Exercise input -

········

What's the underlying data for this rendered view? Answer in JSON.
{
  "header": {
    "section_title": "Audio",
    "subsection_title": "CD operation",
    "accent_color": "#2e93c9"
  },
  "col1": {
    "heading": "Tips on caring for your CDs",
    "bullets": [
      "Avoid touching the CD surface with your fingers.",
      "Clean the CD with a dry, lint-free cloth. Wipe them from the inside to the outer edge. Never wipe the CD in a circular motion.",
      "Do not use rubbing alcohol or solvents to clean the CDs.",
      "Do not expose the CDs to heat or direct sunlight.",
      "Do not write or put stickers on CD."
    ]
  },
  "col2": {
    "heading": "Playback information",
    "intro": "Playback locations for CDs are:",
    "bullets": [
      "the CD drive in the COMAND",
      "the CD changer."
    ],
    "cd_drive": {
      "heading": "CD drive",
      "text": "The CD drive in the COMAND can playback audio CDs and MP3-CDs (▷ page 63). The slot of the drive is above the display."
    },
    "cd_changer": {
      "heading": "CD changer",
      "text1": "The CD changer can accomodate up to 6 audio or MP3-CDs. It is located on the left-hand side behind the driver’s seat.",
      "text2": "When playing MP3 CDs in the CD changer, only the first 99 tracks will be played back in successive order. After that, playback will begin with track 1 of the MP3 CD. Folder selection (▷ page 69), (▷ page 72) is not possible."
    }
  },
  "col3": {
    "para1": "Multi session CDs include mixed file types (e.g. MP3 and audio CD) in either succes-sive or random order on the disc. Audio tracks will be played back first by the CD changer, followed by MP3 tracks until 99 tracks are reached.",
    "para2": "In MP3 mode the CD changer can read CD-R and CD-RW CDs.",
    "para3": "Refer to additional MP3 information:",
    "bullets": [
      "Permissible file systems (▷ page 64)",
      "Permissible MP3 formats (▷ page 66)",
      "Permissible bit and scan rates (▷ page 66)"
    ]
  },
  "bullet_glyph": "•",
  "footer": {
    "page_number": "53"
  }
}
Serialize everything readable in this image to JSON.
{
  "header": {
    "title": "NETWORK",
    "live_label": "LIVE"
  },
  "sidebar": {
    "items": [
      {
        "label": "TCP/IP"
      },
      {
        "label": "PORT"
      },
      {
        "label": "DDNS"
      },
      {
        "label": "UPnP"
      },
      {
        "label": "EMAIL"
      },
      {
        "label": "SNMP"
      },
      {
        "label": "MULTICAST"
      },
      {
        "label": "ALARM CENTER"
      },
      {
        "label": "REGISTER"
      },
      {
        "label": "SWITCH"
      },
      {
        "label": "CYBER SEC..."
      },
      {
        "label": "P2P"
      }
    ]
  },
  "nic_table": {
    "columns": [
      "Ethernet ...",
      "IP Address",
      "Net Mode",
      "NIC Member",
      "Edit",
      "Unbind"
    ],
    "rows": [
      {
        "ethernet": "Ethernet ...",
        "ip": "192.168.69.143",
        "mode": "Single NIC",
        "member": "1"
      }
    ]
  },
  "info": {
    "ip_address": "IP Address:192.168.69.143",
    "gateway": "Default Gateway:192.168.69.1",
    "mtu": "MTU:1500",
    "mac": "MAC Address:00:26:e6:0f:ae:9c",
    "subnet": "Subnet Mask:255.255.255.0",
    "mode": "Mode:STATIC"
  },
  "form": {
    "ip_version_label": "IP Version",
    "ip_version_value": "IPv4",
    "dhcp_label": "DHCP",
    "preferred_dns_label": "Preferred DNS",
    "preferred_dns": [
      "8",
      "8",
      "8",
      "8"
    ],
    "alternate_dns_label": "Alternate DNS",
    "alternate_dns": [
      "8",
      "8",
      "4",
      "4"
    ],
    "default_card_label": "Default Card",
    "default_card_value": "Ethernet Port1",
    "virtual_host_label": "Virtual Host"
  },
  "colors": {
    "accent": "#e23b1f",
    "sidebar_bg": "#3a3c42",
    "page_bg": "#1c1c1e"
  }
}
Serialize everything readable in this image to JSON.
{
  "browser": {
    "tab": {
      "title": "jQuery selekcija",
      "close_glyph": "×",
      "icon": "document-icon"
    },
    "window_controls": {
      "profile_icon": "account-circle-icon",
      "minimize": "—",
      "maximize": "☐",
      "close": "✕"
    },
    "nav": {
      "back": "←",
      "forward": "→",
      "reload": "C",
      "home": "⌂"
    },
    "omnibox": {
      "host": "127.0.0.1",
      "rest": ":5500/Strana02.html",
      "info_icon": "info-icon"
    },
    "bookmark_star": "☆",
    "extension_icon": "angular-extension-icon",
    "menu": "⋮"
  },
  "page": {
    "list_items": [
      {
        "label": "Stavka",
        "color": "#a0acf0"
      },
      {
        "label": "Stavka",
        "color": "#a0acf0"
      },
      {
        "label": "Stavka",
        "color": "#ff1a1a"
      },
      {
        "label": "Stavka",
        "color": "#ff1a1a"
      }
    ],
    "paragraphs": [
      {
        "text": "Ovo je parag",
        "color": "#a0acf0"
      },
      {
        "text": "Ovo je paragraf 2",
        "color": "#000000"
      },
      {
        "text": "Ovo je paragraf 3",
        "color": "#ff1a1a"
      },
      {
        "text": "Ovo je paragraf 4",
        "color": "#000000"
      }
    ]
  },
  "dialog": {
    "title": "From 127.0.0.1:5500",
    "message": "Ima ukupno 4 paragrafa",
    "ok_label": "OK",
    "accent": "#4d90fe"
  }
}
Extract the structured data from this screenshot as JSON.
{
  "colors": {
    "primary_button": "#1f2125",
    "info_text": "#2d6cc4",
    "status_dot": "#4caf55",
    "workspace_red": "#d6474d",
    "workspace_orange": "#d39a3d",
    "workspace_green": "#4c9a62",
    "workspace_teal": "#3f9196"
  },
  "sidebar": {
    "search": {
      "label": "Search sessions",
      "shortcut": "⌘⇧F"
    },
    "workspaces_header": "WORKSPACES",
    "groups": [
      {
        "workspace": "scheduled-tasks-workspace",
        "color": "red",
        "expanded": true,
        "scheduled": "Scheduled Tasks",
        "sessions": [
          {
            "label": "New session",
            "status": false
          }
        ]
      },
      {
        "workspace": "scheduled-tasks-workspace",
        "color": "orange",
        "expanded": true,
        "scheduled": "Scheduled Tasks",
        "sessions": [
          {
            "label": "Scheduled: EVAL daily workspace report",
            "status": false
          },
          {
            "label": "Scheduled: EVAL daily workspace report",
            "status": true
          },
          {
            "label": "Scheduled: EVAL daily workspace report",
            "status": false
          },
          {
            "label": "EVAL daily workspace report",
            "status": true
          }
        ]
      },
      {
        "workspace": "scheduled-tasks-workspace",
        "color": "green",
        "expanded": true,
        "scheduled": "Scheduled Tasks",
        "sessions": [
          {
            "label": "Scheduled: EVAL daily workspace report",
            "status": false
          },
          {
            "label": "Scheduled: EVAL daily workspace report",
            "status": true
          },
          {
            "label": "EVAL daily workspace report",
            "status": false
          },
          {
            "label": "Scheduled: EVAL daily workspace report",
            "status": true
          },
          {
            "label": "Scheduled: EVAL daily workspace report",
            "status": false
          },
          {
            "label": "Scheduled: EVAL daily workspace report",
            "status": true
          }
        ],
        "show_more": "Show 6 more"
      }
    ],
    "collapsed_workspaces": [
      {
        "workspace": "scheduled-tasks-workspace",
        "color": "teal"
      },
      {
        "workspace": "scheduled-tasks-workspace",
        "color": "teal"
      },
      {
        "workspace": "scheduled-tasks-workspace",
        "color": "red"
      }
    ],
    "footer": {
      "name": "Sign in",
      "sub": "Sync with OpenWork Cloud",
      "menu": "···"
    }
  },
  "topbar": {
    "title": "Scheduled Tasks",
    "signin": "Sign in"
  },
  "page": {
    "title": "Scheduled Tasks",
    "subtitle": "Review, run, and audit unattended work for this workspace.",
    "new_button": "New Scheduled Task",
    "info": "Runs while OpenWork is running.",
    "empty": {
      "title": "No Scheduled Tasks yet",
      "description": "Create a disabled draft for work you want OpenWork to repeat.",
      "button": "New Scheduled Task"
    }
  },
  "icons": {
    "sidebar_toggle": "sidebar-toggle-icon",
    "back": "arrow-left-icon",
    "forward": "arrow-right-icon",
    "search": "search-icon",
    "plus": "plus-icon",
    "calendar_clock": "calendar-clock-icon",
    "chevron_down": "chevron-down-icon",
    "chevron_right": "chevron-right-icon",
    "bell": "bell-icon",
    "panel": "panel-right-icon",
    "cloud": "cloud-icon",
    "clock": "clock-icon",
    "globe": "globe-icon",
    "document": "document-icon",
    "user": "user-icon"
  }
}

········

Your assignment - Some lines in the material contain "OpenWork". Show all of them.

Answer section -
      "sub": "Sync with OpenWork Cloud",
    "info": "Runs while OpenWork is running.",
      "description": "Create a disabled draft for work you want OpenWork to repeat.",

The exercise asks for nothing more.